Adding New Sample Enterprises to the All Enterprises Tankan*
March 2, 2000
Bank of Japan
Research and Statistics Department
From the March 2000 Tankan survey, 50 additional enterprises will be added to the All Enterprises Tankan (Short-term Economic Survey of Enterprises in Japan). As a result, the total number of sample enterprises for the March 2000 Tankan will be 9,205 enterprises.
In order to prevent a decrease in the statistical accuracy from a decline in the number of sample enterprises due to bankruptcies, mergers, and so on, the following procedures are adopted for the All Enterprises Tankan. First, we regularly check (once a year) the statistical accuracy to see whether the error ratios of the population estimates of sales are within the target range (3 percent for the manufacturing industry and 5 percent for the nonmanufacturing industry) and whether the distribution of the sample enterprises has diverged from that of the population enterprises. Second, when the statistical accuracy has decreased, we add new enterprises sampled at random. (Refer to "The Methodology of the Sampling and Aggregation of the All Enterprises Tankan" for details.)
This time, we have checked the statistical accuracy of the last Tankan survey (December 1999), and decided to add another 50 sample enterprises. The details are as follows:
(1) Error ratios of the population estimates
The error ratios (of sales1) of the population estimates all remained within the target range for each of the six divisions by industry and scale.
1 Population estimates based on sample surveys, like the All Enterprises Tankan, inevitably have some estimation error. Thus, analysts need to take this into consideration when they use the data. The All Enterprises Tankan is designed for the actual figures to be basically within the range of 3 to 5 percent of the population estimate.
|Error ratios (of sales) in the December 1999 survey||unit, %|
(2) Distribution of the samples
In the All Enterprises Tankan, there are 118 divisions by industry and scale (divided by the number of regular employees). Each division is checked regularly to see whether the distribution of the sample enterprises (distributed according to the number of regular employees) appropriately reflects the distribution of the population enterprises.
In 8 divisions, the distribution of the sample enterprises diverged from that of the population enterprises.2 Moreover, there were some divisions whose distribution of sample enterprises indicated a high likelihood of diverging from the real conditions of the enterprises in line with the future decline in sample enterprises. To maintain the statistical accuracy, we decided to add additional sample enterprises to these divisions (50 enterprises; refer to the appendix).

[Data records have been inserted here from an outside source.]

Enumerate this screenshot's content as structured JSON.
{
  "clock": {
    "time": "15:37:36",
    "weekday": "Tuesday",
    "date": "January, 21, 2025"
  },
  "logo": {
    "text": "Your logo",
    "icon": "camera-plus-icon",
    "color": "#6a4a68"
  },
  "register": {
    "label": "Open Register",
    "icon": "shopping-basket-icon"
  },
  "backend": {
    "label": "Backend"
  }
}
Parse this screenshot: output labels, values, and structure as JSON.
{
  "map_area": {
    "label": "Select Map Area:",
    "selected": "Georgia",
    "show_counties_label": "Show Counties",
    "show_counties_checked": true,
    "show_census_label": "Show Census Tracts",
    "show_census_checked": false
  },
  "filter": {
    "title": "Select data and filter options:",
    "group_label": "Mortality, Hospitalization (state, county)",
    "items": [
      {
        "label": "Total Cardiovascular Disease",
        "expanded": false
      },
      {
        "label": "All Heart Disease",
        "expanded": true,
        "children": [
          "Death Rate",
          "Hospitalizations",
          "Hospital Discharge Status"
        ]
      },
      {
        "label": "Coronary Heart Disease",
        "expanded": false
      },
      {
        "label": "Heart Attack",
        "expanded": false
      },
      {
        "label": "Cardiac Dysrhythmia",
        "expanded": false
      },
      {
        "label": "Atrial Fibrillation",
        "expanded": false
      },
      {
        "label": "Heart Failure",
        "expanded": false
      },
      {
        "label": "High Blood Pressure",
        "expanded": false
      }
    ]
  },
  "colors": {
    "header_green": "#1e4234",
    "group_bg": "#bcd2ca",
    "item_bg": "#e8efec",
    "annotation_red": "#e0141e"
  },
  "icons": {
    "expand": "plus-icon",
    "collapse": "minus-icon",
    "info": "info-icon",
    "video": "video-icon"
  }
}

2 The All Enterprises Tankan adopts the "test of the goodness of fit." This method tests the null hypothesis, H0"The distributions of the sample and population enterprises are the same pattern." When the hypotheses are rejected, or when the number of sample enterprises needed for the test is unsatisfactory, we judge that there is a difference between the distribution of the sample enterprises and that of the population enterprises.